“What cannot be measured cannot be managed”
… is the oft-quoted phrase that kicked off a recent discussion on the good, bad and ugly experiences of proving marketing ROI. It’s cited as one of the top challenges of a B2B Marketer, but with the right technical infrastructure (tracking software and system setup), together with the skills to interpret its data, this is a challenge that can be solved.
Marketers that measure ROI are 12x more likely to generate a greater return– meaning just the act of measuring ROI correlates with generating better results.
Peter Drucker (Management consultant and author) said that metrics alone shouldn’t be used to assess success. Drucker’s basic views were that other factors are just as important to success but not necessarily ones that could be measured using ROI, some of these examples are below:
- Following business strategy – if your aim is to talk to more people, this can’t be related directly back to ROI but could be equally as important to your CEO.
- Building a profile – a classic, “we want to improve engagement” – not always measurable, but almost always important!
- Networking – maintaining key relationships, this has nothing to do with ROI and everything to do with the bottom line.
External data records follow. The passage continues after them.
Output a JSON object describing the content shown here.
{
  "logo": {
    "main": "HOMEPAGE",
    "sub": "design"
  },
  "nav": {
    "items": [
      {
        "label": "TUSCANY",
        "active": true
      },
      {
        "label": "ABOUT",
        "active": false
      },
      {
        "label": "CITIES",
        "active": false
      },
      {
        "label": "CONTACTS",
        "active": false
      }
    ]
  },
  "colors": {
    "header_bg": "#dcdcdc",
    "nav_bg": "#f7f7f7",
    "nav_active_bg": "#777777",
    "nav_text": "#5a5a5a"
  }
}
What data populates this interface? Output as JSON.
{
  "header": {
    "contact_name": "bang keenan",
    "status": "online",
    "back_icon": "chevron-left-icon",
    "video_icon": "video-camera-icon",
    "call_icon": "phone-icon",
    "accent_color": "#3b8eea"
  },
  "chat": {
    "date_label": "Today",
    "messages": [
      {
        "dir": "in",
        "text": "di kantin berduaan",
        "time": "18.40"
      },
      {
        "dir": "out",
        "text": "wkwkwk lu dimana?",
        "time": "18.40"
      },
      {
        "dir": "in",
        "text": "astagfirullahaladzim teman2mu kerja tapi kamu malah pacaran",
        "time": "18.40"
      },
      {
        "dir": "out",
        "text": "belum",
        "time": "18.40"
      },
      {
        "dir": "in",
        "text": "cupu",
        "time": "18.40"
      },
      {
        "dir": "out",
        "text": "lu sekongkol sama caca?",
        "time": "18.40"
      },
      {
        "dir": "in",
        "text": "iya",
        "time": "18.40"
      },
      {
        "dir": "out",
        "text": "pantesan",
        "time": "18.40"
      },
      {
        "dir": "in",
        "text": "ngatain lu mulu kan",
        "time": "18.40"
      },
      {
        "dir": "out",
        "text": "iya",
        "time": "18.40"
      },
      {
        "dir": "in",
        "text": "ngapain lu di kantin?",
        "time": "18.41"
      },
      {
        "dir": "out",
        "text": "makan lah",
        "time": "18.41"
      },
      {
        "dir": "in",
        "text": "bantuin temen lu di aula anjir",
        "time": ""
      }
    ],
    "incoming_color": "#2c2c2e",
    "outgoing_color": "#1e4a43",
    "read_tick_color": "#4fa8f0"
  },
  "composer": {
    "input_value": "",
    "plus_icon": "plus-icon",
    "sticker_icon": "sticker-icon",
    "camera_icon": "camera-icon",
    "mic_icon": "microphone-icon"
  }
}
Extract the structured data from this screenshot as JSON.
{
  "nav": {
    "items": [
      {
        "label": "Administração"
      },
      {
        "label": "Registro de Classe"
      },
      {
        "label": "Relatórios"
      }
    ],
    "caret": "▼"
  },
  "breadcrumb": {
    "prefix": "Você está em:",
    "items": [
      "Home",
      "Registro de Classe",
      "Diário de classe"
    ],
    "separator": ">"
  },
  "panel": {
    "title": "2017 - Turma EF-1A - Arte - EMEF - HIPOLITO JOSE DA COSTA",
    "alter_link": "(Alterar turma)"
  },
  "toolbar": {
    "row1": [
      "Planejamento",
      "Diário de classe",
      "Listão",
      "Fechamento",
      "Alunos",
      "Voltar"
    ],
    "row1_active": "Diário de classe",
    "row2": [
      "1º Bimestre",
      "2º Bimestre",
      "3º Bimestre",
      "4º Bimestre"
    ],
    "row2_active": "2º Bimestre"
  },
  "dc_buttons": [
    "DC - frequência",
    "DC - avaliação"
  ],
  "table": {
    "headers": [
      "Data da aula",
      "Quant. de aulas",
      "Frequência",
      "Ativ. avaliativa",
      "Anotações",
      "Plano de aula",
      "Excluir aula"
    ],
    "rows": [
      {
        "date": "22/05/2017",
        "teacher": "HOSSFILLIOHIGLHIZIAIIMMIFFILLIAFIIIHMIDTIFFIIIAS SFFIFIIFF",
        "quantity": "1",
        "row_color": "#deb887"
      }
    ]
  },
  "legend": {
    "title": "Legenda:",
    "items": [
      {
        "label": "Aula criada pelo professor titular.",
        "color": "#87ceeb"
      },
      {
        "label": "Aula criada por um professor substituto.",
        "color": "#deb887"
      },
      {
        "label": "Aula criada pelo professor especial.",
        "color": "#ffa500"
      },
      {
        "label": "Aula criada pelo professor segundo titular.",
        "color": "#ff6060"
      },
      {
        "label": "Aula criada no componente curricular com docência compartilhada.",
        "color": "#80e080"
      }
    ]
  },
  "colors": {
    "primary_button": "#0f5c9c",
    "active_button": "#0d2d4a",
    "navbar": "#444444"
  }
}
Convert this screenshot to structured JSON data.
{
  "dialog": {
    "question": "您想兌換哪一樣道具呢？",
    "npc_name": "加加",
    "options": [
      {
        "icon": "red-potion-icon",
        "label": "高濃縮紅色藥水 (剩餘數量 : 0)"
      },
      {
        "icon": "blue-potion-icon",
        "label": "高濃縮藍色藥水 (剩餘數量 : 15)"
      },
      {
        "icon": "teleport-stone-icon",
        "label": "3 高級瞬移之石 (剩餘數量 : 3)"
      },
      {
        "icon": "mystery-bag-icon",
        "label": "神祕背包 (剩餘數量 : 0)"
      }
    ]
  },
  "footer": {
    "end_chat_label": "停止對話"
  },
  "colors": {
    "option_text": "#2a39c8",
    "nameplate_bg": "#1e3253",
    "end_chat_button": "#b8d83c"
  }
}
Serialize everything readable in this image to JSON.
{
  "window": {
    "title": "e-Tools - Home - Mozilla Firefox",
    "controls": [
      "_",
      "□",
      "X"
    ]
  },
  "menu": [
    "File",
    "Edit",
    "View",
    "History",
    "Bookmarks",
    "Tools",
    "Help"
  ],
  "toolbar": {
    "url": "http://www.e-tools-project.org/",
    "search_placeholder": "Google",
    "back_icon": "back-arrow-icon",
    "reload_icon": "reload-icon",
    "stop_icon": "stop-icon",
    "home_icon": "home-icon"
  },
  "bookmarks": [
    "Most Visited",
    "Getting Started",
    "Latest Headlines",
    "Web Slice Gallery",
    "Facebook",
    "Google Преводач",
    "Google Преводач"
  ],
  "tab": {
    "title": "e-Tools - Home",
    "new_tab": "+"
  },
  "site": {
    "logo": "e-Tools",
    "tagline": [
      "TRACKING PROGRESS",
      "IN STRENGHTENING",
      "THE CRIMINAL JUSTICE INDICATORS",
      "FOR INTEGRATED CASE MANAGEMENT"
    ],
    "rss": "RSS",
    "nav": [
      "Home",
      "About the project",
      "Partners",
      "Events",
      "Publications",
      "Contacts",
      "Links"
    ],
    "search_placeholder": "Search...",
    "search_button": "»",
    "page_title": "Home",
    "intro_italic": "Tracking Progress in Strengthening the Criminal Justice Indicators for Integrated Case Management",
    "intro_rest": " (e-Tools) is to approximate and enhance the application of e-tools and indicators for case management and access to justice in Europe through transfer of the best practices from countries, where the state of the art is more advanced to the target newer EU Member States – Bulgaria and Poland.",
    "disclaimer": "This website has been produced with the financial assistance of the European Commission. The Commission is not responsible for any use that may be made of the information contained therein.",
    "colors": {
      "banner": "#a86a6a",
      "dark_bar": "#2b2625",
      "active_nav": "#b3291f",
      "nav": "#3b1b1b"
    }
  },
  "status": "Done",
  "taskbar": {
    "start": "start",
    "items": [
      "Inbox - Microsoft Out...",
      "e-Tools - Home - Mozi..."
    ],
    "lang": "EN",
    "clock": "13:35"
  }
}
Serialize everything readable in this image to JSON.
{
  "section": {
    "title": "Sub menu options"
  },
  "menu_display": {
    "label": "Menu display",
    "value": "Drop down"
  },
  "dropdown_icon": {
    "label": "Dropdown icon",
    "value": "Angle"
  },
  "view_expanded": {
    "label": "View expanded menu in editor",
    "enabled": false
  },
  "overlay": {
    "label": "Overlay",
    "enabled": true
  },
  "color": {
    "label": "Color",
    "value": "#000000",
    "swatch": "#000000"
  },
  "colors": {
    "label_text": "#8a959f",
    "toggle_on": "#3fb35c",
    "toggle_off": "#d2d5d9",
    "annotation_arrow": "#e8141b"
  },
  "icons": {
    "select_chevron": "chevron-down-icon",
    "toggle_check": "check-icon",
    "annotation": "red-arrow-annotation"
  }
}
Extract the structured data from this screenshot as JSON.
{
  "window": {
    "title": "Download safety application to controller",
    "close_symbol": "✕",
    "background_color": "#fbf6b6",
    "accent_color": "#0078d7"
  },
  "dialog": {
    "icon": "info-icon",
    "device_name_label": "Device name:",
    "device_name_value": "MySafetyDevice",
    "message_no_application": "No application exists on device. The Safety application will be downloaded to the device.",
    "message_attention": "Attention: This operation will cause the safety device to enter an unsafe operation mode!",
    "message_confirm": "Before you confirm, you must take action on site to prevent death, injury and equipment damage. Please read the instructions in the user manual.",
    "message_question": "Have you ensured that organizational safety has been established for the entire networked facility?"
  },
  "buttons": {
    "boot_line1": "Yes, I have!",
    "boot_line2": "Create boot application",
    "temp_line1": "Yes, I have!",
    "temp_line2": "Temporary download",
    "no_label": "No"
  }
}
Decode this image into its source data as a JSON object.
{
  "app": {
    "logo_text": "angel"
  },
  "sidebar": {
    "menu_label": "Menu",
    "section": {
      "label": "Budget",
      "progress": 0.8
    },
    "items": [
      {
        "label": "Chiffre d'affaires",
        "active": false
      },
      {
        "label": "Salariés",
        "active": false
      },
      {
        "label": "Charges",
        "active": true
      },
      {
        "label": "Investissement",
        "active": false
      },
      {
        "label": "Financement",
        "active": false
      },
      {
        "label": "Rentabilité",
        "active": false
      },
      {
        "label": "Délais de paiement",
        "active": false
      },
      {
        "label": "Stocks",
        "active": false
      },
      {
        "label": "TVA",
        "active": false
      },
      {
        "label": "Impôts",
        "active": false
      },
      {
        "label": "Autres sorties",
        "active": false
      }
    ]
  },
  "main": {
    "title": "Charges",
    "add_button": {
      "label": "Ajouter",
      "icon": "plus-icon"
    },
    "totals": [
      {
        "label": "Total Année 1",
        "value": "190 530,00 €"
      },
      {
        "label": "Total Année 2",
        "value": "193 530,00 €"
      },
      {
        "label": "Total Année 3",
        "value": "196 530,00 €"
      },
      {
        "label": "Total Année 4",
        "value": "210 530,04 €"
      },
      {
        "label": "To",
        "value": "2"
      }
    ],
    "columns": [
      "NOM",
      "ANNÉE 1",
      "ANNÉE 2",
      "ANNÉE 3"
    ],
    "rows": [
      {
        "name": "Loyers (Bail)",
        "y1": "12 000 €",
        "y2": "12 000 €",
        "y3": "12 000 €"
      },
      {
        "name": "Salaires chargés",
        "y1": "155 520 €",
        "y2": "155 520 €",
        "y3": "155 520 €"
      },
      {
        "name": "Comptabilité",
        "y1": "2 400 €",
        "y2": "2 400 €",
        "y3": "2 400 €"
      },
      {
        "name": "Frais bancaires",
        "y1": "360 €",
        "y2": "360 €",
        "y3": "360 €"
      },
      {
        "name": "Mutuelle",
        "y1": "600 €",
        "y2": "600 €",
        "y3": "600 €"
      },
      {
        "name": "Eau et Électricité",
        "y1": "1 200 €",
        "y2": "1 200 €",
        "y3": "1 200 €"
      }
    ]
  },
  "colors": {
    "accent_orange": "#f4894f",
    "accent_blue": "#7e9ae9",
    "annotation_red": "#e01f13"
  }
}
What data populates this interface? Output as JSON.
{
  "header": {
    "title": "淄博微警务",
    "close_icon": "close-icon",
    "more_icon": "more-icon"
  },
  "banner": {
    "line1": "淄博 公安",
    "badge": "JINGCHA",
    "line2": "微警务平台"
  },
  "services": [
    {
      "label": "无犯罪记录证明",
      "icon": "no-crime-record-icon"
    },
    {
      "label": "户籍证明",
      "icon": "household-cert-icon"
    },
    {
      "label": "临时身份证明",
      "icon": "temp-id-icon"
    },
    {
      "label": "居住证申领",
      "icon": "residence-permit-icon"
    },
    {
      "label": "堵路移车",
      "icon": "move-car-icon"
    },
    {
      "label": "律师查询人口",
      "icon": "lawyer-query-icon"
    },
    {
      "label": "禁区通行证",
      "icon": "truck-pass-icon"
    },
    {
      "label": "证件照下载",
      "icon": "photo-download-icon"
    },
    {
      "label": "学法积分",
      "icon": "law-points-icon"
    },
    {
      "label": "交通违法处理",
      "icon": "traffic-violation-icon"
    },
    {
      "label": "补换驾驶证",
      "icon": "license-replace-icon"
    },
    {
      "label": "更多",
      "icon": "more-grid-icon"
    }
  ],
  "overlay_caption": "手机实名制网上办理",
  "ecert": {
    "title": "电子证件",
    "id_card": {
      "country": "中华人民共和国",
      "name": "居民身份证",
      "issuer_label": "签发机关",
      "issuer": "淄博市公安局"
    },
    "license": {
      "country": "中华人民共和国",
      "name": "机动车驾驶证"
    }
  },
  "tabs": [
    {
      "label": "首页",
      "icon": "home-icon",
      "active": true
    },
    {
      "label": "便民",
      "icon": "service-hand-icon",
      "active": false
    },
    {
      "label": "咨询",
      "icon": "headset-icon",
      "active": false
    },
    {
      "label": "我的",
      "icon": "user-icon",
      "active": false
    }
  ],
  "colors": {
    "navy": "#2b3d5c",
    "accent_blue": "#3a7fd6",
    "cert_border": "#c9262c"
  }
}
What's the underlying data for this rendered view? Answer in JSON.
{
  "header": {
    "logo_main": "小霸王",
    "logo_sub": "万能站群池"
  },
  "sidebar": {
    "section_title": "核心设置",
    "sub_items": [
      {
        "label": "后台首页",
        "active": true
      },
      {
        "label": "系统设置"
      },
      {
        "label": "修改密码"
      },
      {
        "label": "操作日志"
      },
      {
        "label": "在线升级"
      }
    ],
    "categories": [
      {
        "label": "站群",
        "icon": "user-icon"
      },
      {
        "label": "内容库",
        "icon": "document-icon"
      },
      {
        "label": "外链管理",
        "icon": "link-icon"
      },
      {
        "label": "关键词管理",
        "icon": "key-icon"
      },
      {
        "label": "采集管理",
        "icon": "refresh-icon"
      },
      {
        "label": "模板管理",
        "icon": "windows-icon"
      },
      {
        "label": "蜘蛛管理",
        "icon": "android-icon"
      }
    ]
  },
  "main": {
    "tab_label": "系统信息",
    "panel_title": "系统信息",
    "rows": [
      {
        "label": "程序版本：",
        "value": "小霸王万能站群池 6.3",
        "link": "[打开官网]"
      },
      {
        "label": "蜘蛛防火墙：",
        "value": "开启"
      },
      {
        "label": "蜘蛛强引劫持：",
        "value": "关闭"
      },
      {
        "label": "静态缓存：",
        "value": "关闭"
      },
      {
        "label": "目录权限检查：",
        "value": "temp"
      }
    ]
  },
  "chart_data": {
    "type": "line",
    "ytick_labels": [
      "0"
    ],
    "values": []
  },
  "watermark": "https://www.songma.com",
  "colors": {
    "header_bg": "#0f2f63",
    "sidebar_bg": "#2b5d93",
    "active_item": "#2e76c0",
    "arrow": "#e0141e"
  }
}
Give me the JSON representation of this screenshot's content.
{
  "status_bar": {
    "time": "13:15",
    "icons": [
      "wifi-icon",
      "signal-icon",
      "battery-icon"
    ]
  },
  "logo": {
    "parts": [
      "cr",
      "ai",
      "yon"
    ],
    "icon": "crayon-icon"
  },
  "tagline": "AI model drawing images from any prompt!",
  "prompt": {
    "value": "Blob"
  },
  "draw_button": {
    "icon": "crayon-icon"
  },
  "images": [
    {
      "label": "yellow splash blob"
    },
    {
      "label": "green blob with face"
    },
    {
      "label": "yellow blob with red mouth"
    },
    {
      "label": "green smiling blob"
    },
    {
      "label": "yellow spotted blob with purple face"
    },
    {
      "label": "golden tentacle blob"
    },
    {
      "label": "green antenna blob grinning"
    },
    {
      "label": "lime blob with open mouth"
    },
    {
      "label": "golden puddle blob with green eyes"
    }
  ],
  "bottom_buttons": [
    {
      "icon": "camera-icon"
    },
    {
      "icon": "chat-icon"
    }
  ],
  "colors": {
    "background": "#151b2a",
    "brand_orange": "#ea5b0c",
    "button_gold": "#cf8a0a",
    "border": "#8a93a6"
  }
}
It is easier to keep customers than gain new ones and maintaining key relationships is vital to success.
- Raising awareness – print advertising / public relations. Drucker is not a fan of print advertising but admits it can be an important tool for raising awareness. Dependent on the sophistication of the tools you are using this is unlikely to be measurable against ROI but as with other factors, it can be a vital objective.
Measurement starts with data and determining what data to capture. However, many companies either haven’t invested in CRM packages that give them the infrastructure to capture or if they have, they struggle to interpret the data. Here are a few other issues in play:
- data often bought in, therefore of dubious quality (rubbish in/rubbish out)
- limited training on how to use CRM platforms so data isn’t used effectively
- a systemised CRM without qualitative human training creates greater distance between brands and clients, e.g. a new biz sales call going out to an already established customer
What are we really measuring? Ultimately, it helps us understand what our clients think of us. We’ve heard examples of teams using CRM as a Customer Experience Management tool. This centres the customer at the centre of everything; so all resources are directed at fulfilling customer needs.